* Regardless of racial or ethnic background debt hardship remained high throughout the 1990s for very low-and middle income families. Debt hardship is a key indicator of household financial health; a family is considered to be in debt hardship when monthly debt service payments equal 40 per cent or more of household income.
* While increasing numbers of Hispanic and African-American families gained access to credit cards throughout the 1990s, they were much more likely to carry a credit card balance than whites. For the year 2001, the last year data was available, the percent of cardholders carrying a balance stood at 84% for African-Americans, 75% for Hispanics, and 50%for whites.
* Hispanic and African-American families held lower credit card balances than that of white families throughout the 1990s but the growth of their credit card balances far outpaced that of white families in the latter half of the decade. Between 1998 and 2001, Latino households saw a 19% growth in credit card balances, African Americans stood at 10% and white households saw an 11% decrease.
* Because African Americans and Latinos experience higher unemployment rates, even during economic boom cycles, they are more likely to rely on debt to smooth out lower incomes.
* Health coverage trends during the 1990s reveal Latinos and African Americans are far more likely to be uninsured. Between 1992 and 2001, nearly a third of Hispanics and a fifth of African Americans had no health coverage.
* In 2001, the percent of African Americans and Latinos with zero or negative net worth stood at 30.9 percent and 35.3 percent--more than double the percentage of white households which stood at 13.1 percent.
* For a complete and extensive statistical breakdown of credit card access, balances and debt hardship by race/ethnicity please refer to the analysis detailed in the Costly Credit briefing paper.

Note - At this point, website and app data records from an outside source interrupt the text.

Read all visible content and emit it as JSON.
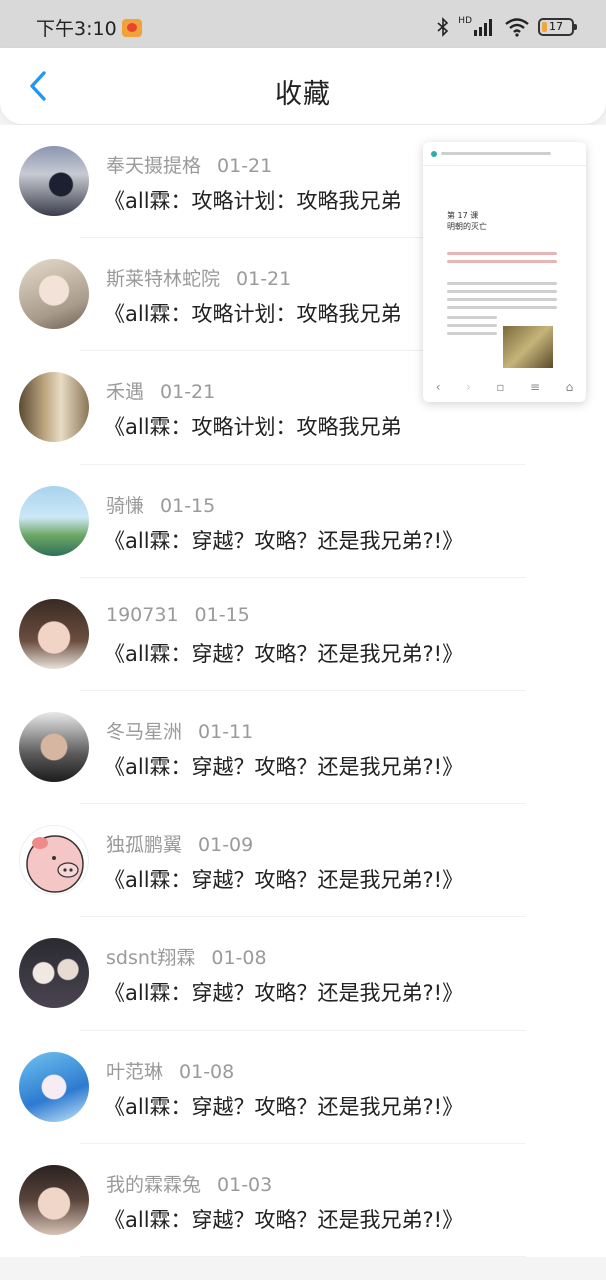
{
  "status_bar": {
    "time": "下午3:10",
    "network": "HD",
    "battery": "17",
    "battery_level": 0.17,
    "accent_color": "#f0a63a"
  },
  "header": {
    "title": "收藏",
    "back_icon": "chevron-left-icon",
    "back_color": "#2196f3"
  },
  "favorites": [
    {
      "author": "奉天摄提格",
      "date": "01-21",
      "title": "《all霖：攻略计划：攻略我兄弟",
      "avatar": "avatar-photo"
    },
    {
      "author": "斯莱特林蛇院",
      "date": "01-21",
      "title": "《all霖：攻略计划：攻略我兄弟",
      "avatar": "avatar-photo"
    },
    {
      "author": "禾遇",
      "date": "01-21",
      "title": "《all霖：攻略计划：攻略我兄弟",
      "avatar": "avatar-photo"
    },
    {
      "author": "骑慊",
      "date": "01-15",
      "title": "《all霖：穿越？攻略？还是我兄弟?!》",
      "avatar": "avatar-photo"
    },
    {
      "author": "190731",
      "date": "01-15",
      "title": "《all霖：穿越？攻略？还是我兄弟?!》",
      "avatar": "avatar-photo"
    },
    {
      "author": "冬马星洲",
      "date": "01-11",
      "title": "《all霖：穿越？攻略？还是我兄弟?!》",
      "avatar": "avatar-photo"
    },
    {
      "author": "独孤鹏翼",
      "date": "01-09",
      "title": "《all霖：穿越？攻略？还是我兄弟?!》",
      "avatar": "avatar-cartoon-pig"
    },
    {
      "author": "sdsnt翔霖",
      "date": "01-08",
      "title": "《all霖：穿越？攻略？还是我兄弟?!》",
      "avatar": "avatar-photo"
    },
    {
      "author": "叶范琳",
      "date": "01-08",
      "title": "《all霖：穿越？攻略？还是我兄弟?!》",
      "avatar": "avatar-photo"
    },
    {
      "author": "我的霖霖兔",
      "date": "01-03",
      "title": "《all霖：穿越？攻略？还是我兄弟?!》",
      "avatar": "avatar-photo"
    }
  ],
  "mini_window": {
    "lesson_title": "第 17 课\n明朝的灭亡",
    "nav_icons": [
      "back-icon",
      "forward-icon",
      "tabs-icon",
      "menu-icon",
      "home-icon"
    ]
  }
}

"Compounding the problem of increased reliance on credit cards — primarily to bridge the gap between falling incomes and rising costs — African-American and Latino communities are aggressively, and deliberately, targeted by predatory lenders," states Silva. "Between 1993 and 2001, subprime loans — one of the most pernicious forms of predatory lending to low-income, predominantly African-American and Hispanic communities — grew from 2.4 percent to 13.4 percent. Refinancing loans in these same communities rose from 6.8 percent to 27.5 percent. One in five subprime refinance loans originated in 1999 entered foreclosure, and this trend has continued, unabated, into the new century."

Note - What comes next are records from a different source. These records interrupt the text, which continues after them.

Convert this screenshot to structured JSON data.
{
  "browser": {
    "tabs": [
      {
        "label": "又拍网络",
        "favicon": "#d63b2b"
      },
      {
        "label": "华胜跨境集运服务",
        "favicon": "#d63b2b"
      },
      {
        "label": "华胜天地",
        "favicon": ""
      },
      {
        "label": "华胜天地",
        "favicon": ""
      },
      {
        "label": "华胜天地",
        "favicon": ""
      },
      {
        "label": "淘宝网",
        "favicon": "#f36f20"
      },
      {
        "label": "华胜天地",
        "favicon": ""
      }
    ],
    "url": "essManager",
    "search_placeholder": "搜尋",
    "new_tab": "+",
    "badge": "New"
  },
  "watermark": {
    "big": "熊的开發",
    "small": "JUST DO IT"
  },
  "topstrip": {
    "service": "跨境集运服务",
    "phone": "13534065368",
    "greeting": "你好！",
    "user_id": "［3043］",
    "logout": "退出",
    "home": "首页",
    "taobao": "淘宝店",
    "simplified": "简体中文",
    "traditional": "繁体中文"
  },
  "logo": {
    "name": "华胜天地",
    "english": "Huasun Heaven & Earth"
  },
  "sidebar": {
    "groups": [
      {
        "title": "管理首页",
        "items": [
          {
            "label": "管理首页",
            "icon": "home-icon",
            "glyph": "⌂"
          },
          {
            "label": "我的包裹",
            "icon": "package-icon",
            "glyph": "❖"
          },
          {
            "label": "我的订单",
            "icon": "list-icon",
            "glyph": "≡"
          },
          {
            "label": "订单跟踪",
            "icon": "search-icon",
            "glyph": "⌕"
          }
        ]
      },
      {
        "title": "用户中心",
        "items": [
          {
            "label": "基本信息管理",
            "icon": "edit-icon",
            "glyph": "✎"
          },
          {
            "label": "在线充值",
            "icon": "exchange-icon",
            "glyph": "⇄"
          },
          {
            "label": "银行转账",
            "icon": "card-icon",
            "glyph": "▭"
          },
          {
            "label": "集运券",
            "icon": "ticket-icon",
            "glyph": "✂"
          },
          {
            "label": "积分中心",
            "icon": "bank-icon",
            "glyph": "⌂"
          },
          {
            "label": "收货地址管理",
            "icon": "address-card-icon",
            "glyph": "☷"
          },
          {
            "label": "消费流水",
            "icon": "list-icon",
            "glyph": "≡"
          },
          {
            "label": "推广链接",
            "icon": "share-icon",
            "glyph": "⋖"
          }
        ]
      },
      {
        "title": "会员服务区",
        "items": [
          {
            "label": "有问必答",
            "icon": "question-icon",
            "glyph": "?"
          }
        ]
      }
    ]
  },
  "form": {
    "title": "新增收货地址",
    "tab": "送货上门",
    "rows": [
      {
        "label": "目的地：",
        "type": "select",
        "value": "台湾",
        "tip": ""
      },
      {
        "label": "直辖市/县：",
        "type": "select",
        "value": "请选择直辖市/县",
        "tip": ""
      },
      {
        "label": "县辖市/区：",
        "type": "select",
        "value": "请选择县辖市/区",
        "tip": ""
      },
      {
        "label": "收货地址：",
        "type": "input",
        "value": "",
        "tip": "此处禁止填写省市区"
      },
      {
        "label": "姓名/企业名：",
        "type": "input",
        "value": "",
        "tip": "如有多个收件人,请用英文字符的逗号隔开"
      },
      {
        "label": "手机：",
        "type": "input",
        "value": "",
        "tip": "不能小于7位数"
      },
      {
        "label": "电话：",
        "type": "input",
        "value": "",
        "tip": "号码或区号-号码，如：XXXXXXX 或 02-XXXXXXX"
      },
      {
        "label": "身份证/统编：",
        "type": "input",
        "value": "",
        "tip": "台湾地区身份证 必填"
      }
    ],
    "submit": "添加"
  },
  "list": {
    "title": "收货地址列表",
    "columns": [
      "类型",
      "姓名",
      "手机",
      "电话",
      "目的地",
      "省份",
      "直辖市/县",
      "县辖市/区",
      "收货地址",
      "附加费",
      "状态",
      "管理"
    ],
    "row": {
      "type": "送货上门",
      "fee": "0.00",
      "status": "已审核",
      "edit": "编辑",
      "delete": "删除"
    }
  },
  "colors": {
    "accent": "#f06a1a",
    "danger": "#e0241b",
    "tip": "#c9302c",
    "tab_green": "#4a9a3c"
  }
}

Among The Report's Key Policy Recommendations:
Addressing Industry Practices
* Enact a Borrower's Security Act. This Act would restore responsible credit practices to the lending industry by extending fair terms to borrowers and prevent the capricious changes in rates, fees and account terms that currently exist.
* Combat Predatory Home Mortgage Lending. Congress must pass strong anti-predatory lending legislation to protect groups at risk from lenders and brokers selling sub prime home financing.

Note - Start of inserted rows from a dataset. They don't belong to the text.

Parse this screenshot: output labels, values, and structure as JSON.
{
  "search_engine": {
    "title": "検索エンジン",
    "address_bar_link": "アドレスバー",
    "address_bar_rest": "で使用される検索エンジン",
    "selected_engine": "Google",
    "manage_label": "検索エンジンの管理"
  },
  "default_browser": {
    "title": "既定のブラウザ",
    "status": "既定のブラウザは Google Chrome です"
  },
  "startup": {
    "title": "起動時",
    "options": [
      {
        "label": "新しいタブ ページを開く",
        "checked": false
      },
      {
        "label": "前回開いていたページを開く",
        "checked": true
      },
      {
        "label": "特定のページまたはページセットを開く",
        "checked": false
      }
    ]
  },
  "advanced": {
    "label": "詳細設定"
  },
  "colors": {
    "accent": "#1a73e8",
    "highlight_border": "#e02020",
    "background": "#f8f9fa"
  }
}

Addressing Economic Insecurity
* Expand Health Insurance. In 2003, well into the economic recovery, 45 million Americans were without health insurance. Large numbers of African Americans and Latinos who are uninsured are forced to borrow on high-cost credit cards to get medical care.
* Raise the Minimum Wage. The real value of the minimum wage has fallen over time. The new minimum wage should be indexed to inflation to retain its purchasing power.
* Bolster Unemployment Insurance. Job loss is one of the three most common precursors to bankruptcy. Many American workers are ineligible for unemployment benefits. States must expand coverage to more low-wage and contingent workers.
"While Hispanics and African Americans comprise an increasing percentage of the U.S. population — now nearly 25 percent--they share less and less of the wealth while being subject to increasingly usurious lending practices," says Silva. "This continued economic insecurity has serious implications for our shared future and prosperity as a country. Profound changes are needed immediately to address the problem of rising credit card debt and financial insecurity for all U.S. families."
To view the full report, Costly Credit: African Americans and Latinos in Debt, please visit: archive.demos.org.
Demos is a national, nonpartisan public policy and research organization based in New York.